Then the last kind of junction you can have here is a rule or evaluating a statement. So let’s say that I know that a member opened the email, they even clicked on the renew link, but they haven’t renewed yet. I want to, at this point, check to see what member level this member is because if they’re in what I’m calling the platinum group, I don’t want to keep sending them emails because I think that might piss them off. I want someone from Membership to pick up the phone or take them out to lunch or do whatever the following personalized step would be. So I can say, “Hey, let’s check if this member is platinum level.” And if they are, then I will do this other action, which I think is super cool here because this demonstrates how connected they are.
We’re going to create a Salesforce task. This is all freeform text area. So I’ve said that my task will be an email. This subject is follow up by phone to the assigned user. I could choose a specific user, but this would be the person in Salesforce in Membership assigned to this member. I have a due date. I can even send a reminder. And then comments.
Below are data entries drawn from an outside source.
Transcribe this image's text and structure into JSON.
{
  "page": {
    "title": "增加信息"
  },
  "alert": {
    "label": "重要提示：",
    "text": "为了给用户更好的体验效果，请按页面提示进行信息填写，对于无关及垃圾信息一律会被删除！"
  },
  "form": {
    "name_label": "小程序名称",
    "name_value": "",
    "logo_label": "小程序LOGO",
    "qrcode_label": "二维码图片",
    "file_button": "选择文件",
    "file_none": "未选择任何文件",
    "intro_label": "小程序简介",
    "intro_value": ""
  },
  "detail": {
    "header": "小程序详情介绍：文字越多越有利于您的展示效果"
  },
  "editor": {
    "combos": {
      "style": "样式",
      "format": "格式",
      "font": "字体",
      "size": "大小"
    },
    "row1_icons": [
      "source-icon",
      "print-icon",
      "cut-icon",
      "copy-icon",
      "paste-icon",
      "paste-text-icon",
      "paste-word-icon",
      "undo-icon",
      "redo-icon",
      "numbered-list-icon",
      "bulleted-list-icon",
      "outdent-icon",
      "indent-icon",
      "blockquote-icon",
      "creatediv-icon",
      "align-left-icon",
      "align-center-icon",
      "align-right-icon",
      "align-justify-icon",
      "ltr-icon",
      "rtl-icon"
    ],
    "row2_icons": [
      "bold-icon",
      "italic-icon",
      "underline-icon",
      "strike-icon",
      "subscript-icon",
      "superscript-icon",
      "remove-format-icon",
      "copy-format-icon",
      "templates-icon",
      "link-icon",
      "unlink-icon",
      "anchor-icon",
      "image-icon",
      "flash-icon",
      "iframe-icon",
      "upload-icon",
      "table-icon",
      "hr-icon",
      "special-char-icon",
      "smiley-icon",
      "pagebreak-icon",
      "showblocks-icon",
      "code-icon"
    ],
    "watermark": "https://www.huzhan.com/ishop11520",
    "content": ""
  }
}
So this platinum member has received two email prompts so far. They’ve clicked on renew membership, follow up with a phone call, take them to lunch, or do something nice. If at that point the person doesn’t renew, at some point, we’re going to terminate. Oh, that sounds awful, but we’re going to end the path, and you can see that we have these red circles where we end. Sometimes paths will come back together and complete, and you can see they do over on this side. On this side, we’re just saying, “Okay, we don’t need to push them further down the path because we will have that personalized outreach.“
Now, you could also create a kickoff. Say, this might be where you would kick off your SMS campaign. So if you have an SMS app integrated with Salesforce or your AMS, you could say, “Hey, it’s time to start texting this individual.” Then eventually, at some point, we accept defeat, right? We don’t like to, but we do. And we end. The member comes to the end of the path without having renewed. Now you could notify their assigned user and add them to a list for warm nurture for next year. There’s no end to what you can do here in an engagement path.
I know we’re short on time, but I want to show you that I can also… This is a slightly different path. You can see it’s more complex, but it’s one that I run entirely. So you can see that I have reporting built in right here. I can see how many people moved through the path and in which direction they went. So I can, without even pausing the path, I can say, “Ooh, yikes, there’s a problem over here. We are not getting people to do this thing. Let’s quickly time out, update our email template with a different language, and restart the program.“
So that is just a small portion of what Account Engagement does. I hope your interest is piqued. Let me pop back here into PowerPoint. I have put together case studies and resources here for you. I think ASAE will be sending this deck. If not, feel free to contact me, but I’ve put bit.ly links here and welcome any questions. We don’t have much time now, but if you want to pop some time on my calendar, my Calendly link is here. If you want to email me, I will happily continue this conversation. I can talk about Pardot, Marketing Cloud Account Engagement forever. Thank you very much.